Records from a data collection
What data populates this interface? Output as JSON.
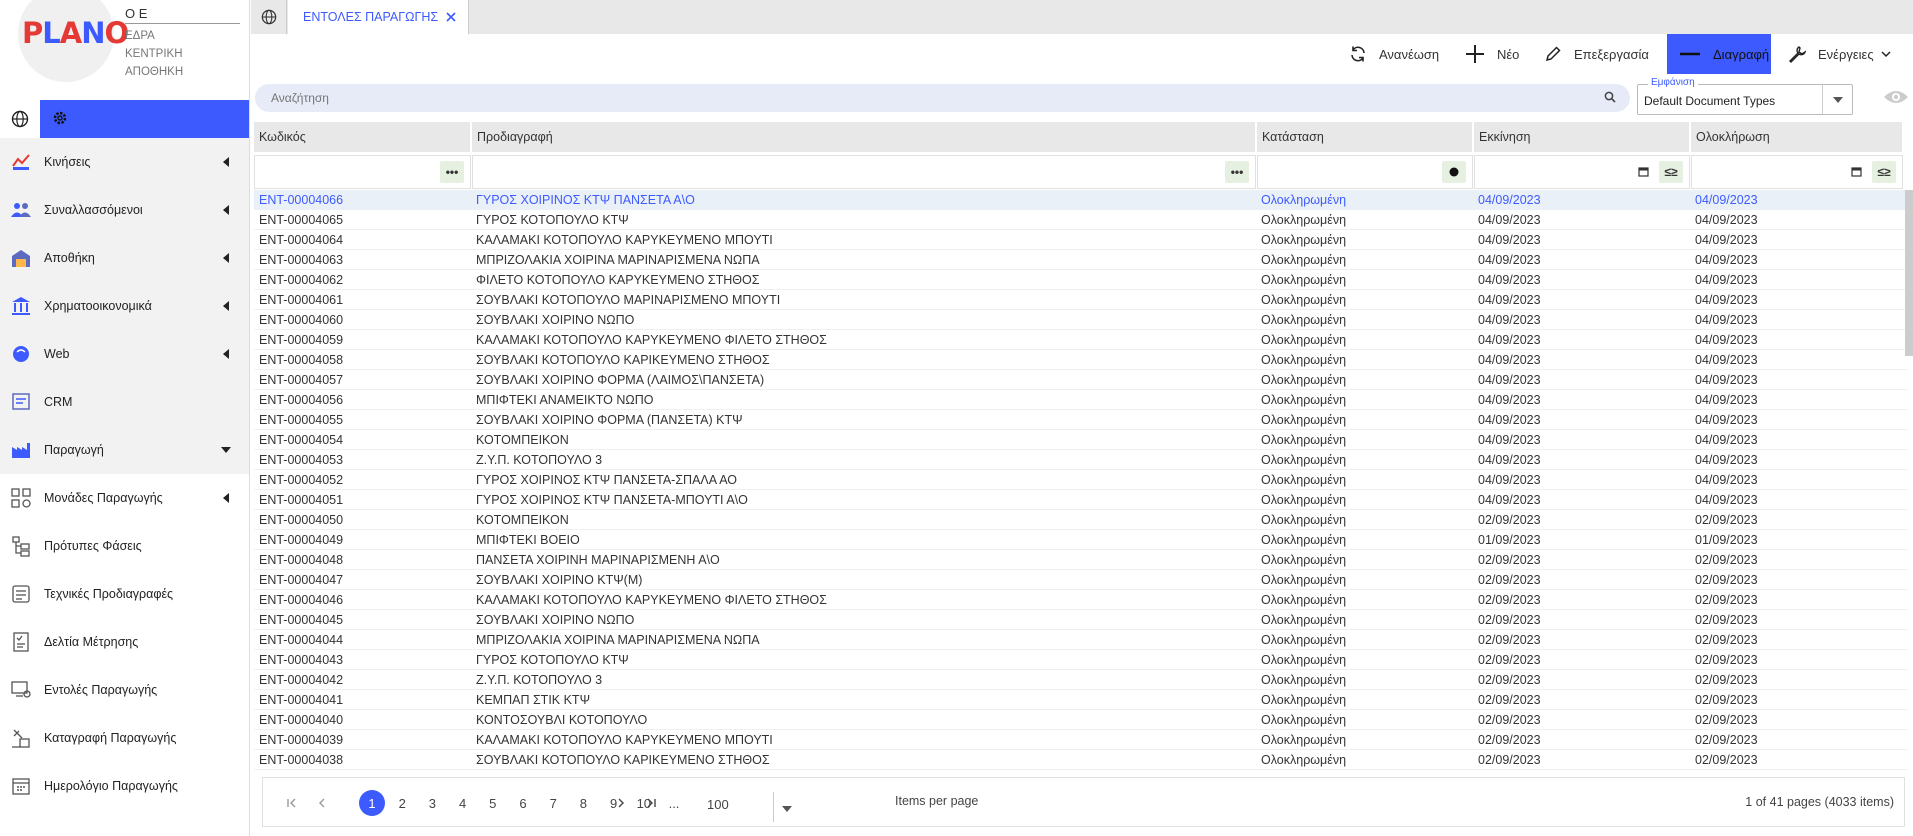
{
  "company": {
    "logo": "PLANO",
    "name": "Ο Ε",
    "lines": [
      "ΕΔΡΑ",
      "ΚΕΝΤΡΙΚΗ",
      "ΑΠΟΘΗΚΗ"
    ]
  },
  "sidebar": {
    "items": [
      {
        "label": "Κινήσεις",
        "icon": "movements-icon",
        "arrow": "left",
        "sub": false
      },
      {
        "label": "Συναλλασσόμενοι",
        "icon": "people-icon",
        "arrow": "left",
        "sub": false
      },
      {
        "label": "Αποθήκη",
        "icon": "warehouse-icon",
        "arrow": "left",
        "sub": false
      },
      {
        "label": "Χρηματοοικονομικά",
        "icon": "bank-icon",
        "arrow": "left",
        "sub": false
      },
      {
        "label": "Web",
        "icon": "web-icon",
        "arrow": "left",
        "sub": false
      },
      {
        "label": "CRM",
        "icon": "crm-icon",
        "arrow": "",
        "sub": false
      },
      {
        "label": "Παραγωγή",
        "icon": "production-icon",
        "arrow": "down",
        "sub": false
      },
      {
        "label": "Μονάδες Παραγωγής",
        "icon": "units-icon",
        "arrow": "left",
        "sub": true
      },
      {
        "label": "Πρότυπες Φάσεις",
        "icon": "phases-icon",
        "arrow": "",
        "sub": true
      },
      {
        "label": "Τεχνικές Προδιαγραφές",
        "icon": "specs-icon",
        "arrow": "",
        "sub": true
      },
      {
        "label": "Δελτία Μέτρησης",
        "icon": "measure-icon",
        "arrow": "",
        "sub": true
      },
      {
        "label": "Εντολές Παραγωγής",
        "icon": "orders-icon",
        "arrow": "",
        "sub": true
      },
      {
        "label": "Καταγραφή Παραγωγής",
        "icon": "record-icon",
        "arrow": "",
        "sub": true
      },
      {
        "label": "Ημερολόγιο Παραγωγής",
        "icon": "calendar-icon",
        "arrow": "",
        "sub": true
      }
    ]
  },
  "tabs": {
    "active_label": "ΕΝΤΟΛΕΣ ΠΑΡΑΓΩΓΗΣ"
  },
  "toolbar": {
    "refresh": "Ανανέωση",
    "new": "Νέο",
    "edit": "Επεξεργασία",
    "delete": "Διαγραφή",
    "actions": "Ενέργειες"
  },
  "search": {
    "placeholder": "Αναζήτηση",
    "value": ""
  },
  "view": {
    "label": "Εμφάνιση",
    "value": "Default Document Types"
  },
  "grid": {
    "columns": [
      "Κωδικός",
      "Προδιαγραφή",
      "Κατάσταση",
      "Εκκίνηση",
      "Ολοκλήρωση"
    ],
    "rows": [
      [
        "ENT-00004066",
        "ΓΥΡΟΣ ΧΟΙΡΙΝΟΣ ΚΤΨ ΠΑΝΣΕΤΑ Α\\Ο",
        "Ολοκληρωμένη",
        "04/09/2023",
        "04/09/2023"
      ],
      [
        "ENT-00004065",
        "ΓΥΡΟΣ ΚΟΤΟΠΟΥΛΟ ΚΤΨ",
        "Ολοκληρωμένη",
        "04/09/2023",
        "04/09/2023"
      ],
      [
        "ENT-00004064",
        "ΚΑΛΑΜΑΚΙ ΚΟΤΟΠΟΥΛΟ ΚΑΡΥΚΕΥΜΕΝΟ ΜΠΟΥΤΙ",
        "Ολοκληρωμένη",
        "04/09/2023",
        "04/09/2023"
      ],
      [
        "ENT-00004063",
        "ΜΠΡΙΖΟΛΑΚΙΑ ΧΟΙΡΙΝΑ ΜΑΡΙΝΑΡΙΣΜΕΝΑ ΝΩΠΑ",
        "Ολοκληρωμένη",
        "04/09/2023",
        "04/09/2023"
      ],
      [
        "ENT-00004062",
        "ΦΙΛΕΤΟ ΚΟΤΟΠΟΥΛΟ ΚΑΡΥΚΕΥΜΕΝΟ ΣΤΗΘΟΣ",
        "Ολοκληρωμένη",
        "04/09/2023",
        "04/09/2023"
      ],
      [
        "ENT-00004061",
        "ΣΟΥΒΛΑΚΙ ΚΟΤΟΠΟΥΛΟ ΜΑΡΙΝΑΡΙΣΜΕΝΟ ΜΠΟΥΤΙ",
        "Ολοκληρωμένη",
        "04/09/2023",
        "04/09/2023"
      ],
      [
        "ENT-00004060",
        "ΣΟΥΒΛΑΚΙ ΧΟΙΡΙΝΟ ΝΩΠΟ",
        "Ολοκληρωμένη",
        "04/09/2023",
        "04/09/2023"
      ],
      [
        "ENT-00004059",
        "ΚΑΛΑΜΑΚΙ ΚΟΤΟΠΟΥΛΟ ΚΑΡΥΚΕΥΜΕΝΟ ΦΙΛΕΤΟ ΣΤΗΘΟΣ",
        "Ολοκληρωμένη",
        "04/09/2023",
        "04/09/2023"
      ],
      [
        "ENT-00004058",
        "ΣΟΥΒΛΑΚΙ ΚΟΤΟΠΟΥΛΟ ΚΑΡΙΚΕΥΜΕΝΟ ΣΤΗΘΟΣ",
        "Ολοκληρωμένη",
        "04/09/2023",
        "04/09/2023"
      ],
      [
        "ENT-00004057",
        "ΣΟΥΒΛΑΚΙ ΧΟΙΡΙΝΟ ΦΟΡΜΑ (ΛΑΙΜΟΣ\\ΠΑΝΣΕΤΑ)",
        "Ολοκληρωμένη",
        "04/09/2023",
        "04/09/2023"
      ],
      [
        "ENT-00004056",
        "ΜΠΙΦΤΕΚΙ ΑΝΑΜΕΙΚΤΟ ΝΩΠΟ",
        "Ολοκληρωμένη",
        "04/09/2023",
        "04/09/2023"
      ],
      [
        "ENT-00004055",
        "ΣΟΥΒΛΑΚΙ ΧΟΙΡΙΝΟ ΦΟΡΜΑ (ΠΑΝΣΕΤΑ) ΚΤΨ",
        "Ολοκληρωμένη",
        "04/09/2023",
        "04/09/2023"
      ],
      [
        "ENT-00004054",
        "ΚΟΤΟΜΠΕΙΚΟΝ",
        "Ολοκληρωμένη",
        "04/09/2023",
        "04/09/2023"
      ],
      [
        "ENT-00004053",
        "Ζ.Υ.Π. ΚΟΤΟΠΟΥΛΟ 3",
        "Ολοκληρωμένη",
        "04/09/2023",
        "04/09/2023"
      ],
      [
        "ENT-00004052",
        "ΓΥΡΟΣ ΧΟΙΡΙΝΟΣ ΚΤΨ ΠΑΝΣΕΤΑ-ΣΠΑΛΑ ΑΟ",
        "Ολοκληρωμένη",
        "04/09/2023",
        "04/09/2023"
      ],
      [
        "ENT-00004051",
        "ΓΥΡΟΣ ΧΟΙΡΙΝΟΣ ΚΤΨ ΠΑΝΣΕΤΑ-ΜΠΟΥΤΙ Α\\Ο",
        "Ολοκληρωμένη",
        "04/09/2023",
        "04/09/2023"
      ],
      [
        "ENT-00004050",
        "ΚΟΤΟΜΠΕΙΚΟΝ",
        "Ολοκληρωμένη",
        "02/09/2023",
        "02/09/2023"
      ],
      [
        "ENT-00004049",
        "ΜΠΙΦΤΕΚΙ ΒΟΕΙΟ",
        "Ολοκληρωμένη",
        "01/09/2023",
        "01/09/2023"
      ],
      [
        "ENT-00004048",
        "ΠΑΝΣΕΤΑ ΧΟΙΡΙΝΗ ΜΑΡΙΝΑΡΙΣΜΕΝΗ Α\\Ο",
        "Ολοκληρωμένη",
        "02/09/2023",
        "02/09/2023"
      ],
      [
        "ENT-00004047",
        "ΣΟΥΒΛΑΚΙ ΧΟΙΡΙΝΟ ΚΤΨ(Μ)",
        "Ολοκληρωμένη",
        "02/09/2023",
        "02/09/2023"
      ],
      [
        "ENT-00004046",
        "ΚΑΛΑΜΑΚΙ ΚΟΤΟΠΟΥΛΟ ΚΑΡΥΚΕΥΜΕΝΟ ΦΙΛΕΤΟ ΣΤΗΘΟΣ",
        "Ολοκληρωμένη",
        "02/09/2023",
        "02/09/2023"
      ],
      [
        "ENT-00004045",
        "ΣΟΥΒΛΑΚΙ ΧΟΙΡΙΝΟ ΝΩΠΟ",
        "Ολοκληρωμένη",
        "02/09/2023",
        "02/09/2023"
      ],
      [
        "ENT-00004044",
        "ΜΠΡΙΖΟΛΑΚΙΑ ΧΟΙΡΙΝΑ ΜΑΡΙΝΑΡΙΣΜΕΝΑ ΝΩΠΑ",
        "Ολοκληρωμένη",
        "02/09/2023",
        "02/09/2023"
      ],
      [
        "ENT-00004043",
        "ΓΥΡΟΣ ΚΟΤΟΠΟΥΛΟ ΚΤΨ",
        "Ολοκληρωμένη",
        "02/09/2023",
        "02/09/2023"
      ],
      [
        "ENT-00004042",
        "Ζ.Υ.Π. ΚΟΤΟΠΟΥΛΟ 3",
        "Ολοκληρωμένη",
        "02/09/2023",
        "02/09/2023"
      ],
      [
        "ENT-00004041",
        "ΚΕΜΠΑΠ ΣΤΙΚ ΚΤΨ",
        "Ολοκληρωμένη",
        "02/09/2023",
        "02/09/2023"
      ],
      [
        "ENT-00004040",
        "ΚΟΝΤΟΣΟΥΒΛΙ ΚΟΤΟΠΟΥΛΟ",
        "Ολοκληρωμένη",
        "02/09/2023",
        "02/09/2023"
      ],
      [
        "ENT-00004039",
        "ΚΑΛΑΜΑΚΙ ΚΟΤΟΠΟΥΛΟ ΚΑΡΥΚΕΥΜΕΝΟ ΜΠΟΥΤΙ",
        "Ολοκληρωμένη",
        "02/09/2023",
        "02/09/2023"
      ],
      [
        "ENT-00004038",
        "ΣΟΥΒΛΑΚΙ ΚΟΤΟΠΟΥΛΟ ΚΑΡΙΚΕΥΜΕΝΟ ΣΤΗΘΟΣ",
        "Ολοκληρωμένη",
        "02/09/2023",
        "02/09/2023"
      ]
    ],
    "selected_row": 0
  },
  "pager": {
    "pages": [
      "1",
      "2",
      "3",
      "4",
      "5",
      "6",
      "7",
      "8",
      "9",
      "10",
      "..."
    ],
    "current": "1",
    "per_page": "100",
    "items_per_page_label": "Items per page",
    "info": "1 of 41 pages (4033 items)"
  },
  "colors": {
    "accent": "#3d5afe",
    "logo_red": "#e53935",
    "logo_blue": "#3d5afe"
  }
}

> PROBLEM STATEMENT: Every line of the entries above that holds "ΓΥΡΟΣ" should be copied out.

> ANSWER TO THIS EXERCISE:
        "ΓΥΡΟΣ ΧΟΙΡΙΝΟΣ ΚΤΨ ΠΑΝΣΕΤΑ Α\\Ο",
        "ΓΥΡΟΣ ΚΟΤΟΠΟΥΛΟ ΚΤΨ",
        "ΓΥΡΟΣ ΧΟΙΡΙΝΟΣ ΚΤΨ ΠΑΝΣΕΤΑ-ΣΠΑΛΑ ΑΟ",
        "ΓΥΡΟΣ ΧΟΙΡΙΝΟΣ ΚΤΨ ΠΑΝΣΕΤΑ-ΜΠΟΥΤΙ Α\\Ο",
        "ΓΥΡΟΣ ΚΟΤΟΠΟΥΛΟ ΚΤΨ",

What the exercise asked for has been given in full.